WORK INSTRUCTIONS
Go through the data and report each line that holds the string "Setting".

Dataset rows describing interfaces:
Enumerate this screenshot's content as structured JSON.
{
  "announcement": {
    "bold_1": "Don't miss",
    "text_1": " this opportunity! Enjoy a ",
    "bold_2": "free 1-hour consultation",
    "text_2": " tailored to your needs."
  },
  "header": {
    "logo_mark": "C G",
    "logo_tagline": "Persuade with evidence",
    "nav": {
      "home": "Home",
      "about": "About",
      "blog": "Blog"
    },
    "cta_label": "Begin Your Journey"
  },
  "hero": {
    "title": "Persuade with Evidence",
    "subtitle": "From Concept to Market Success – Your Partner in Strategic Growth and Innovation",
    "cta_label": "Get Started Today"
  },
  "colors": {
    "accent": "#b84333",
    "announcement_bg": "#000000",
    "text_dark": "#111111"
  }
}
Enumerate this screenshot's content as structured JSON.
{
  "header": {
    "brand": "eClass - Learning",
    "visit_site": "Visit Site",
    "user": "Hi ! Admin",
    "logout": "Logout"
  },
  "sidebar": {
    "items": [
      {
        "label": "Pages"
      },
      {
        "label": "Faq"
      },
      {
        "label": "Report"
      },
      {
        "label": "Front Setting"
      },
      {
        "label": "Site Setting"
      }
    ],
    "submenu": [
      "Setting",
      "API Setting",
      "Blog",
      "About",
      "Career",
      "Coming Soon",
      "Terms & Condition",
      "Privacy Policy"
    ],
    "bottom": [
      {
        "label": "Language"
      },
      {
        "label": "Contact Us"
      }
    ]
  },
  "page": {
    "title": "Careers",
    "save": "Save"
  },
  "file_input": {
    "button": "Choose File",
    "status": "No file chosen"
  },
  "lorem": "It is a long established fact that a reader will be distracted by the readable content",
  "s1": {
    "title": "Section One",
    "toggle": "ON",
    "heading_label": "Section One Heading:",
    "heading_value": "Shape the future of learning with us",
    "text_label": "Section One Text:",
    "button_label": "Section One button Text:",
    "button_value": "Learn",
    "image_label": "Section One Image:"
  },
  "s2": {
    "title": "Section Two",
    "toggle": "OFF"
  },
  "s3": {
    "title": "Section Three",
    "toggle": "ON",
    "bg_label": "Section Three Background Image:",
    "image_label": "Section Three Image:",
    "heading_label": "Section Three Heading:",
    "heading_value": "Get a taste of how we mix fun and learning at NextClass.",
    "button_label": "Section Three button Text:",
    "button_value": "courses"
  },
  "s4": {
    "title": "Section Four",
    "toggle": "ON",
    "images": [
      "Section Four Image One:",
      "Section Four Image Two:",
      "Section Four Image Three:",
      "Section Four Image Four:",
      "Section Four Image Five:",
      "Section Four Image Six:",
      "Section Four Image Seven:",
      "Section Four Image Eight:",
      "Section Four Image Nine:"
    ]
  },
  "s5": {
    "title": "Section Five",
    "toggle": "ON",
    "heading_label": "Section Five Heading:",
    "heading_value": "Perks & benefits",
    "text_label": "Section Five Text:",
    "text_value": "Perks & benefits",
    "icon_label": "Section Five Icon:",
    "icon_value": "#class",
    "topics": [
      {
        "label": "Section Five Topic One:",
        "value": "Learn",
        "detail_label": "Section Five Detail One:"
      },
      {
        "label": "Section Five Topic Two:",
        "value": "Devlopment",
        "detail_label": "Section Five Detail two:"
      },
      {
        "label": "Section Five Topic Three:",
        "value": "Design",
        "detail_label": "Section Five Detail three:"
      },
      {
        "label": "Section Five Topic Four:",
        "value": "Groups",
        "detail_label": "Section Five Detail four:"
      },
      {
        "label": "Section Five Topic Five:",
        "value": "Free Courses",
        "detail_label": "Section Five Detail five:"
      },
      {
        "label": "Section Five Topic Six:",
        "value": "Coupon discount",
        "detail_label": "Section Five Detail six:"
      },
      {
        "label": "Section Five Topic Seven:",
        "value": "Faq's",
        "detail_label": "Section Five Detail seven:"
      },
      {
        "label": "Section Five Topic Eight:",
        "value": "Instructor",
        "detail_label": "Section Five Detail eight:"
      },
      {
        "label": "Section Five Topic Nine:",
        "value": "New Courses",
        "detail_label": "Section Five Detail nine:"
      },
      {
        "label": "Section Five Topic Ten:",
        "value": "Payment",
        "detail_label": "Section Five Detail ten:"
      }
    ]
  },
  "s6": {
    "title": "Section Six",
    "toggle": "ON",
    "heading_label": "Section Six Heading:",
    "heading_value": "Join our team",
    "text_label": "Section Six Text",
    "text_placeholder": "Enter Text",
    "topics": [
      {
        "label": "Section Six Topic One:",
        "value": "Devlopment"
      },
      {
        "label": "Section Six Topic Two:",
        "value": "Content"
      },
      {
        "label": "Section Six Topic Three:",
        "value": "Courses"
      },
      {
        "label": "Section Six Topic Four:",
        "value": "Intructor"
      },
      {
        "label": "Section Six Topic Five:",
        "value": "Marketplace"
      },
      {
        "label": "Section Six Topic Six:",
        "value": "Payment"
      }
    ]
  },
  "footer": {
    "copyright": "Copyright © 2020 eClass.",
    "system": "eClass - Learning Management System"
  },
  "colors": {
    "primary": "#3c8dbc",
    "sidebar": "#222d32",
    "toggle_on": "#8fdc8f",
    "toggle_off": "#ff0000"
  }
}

SOLUTION
        "label": "Front Setting"
        "label": "Site Setting"
      "Setting",
      "API Setting",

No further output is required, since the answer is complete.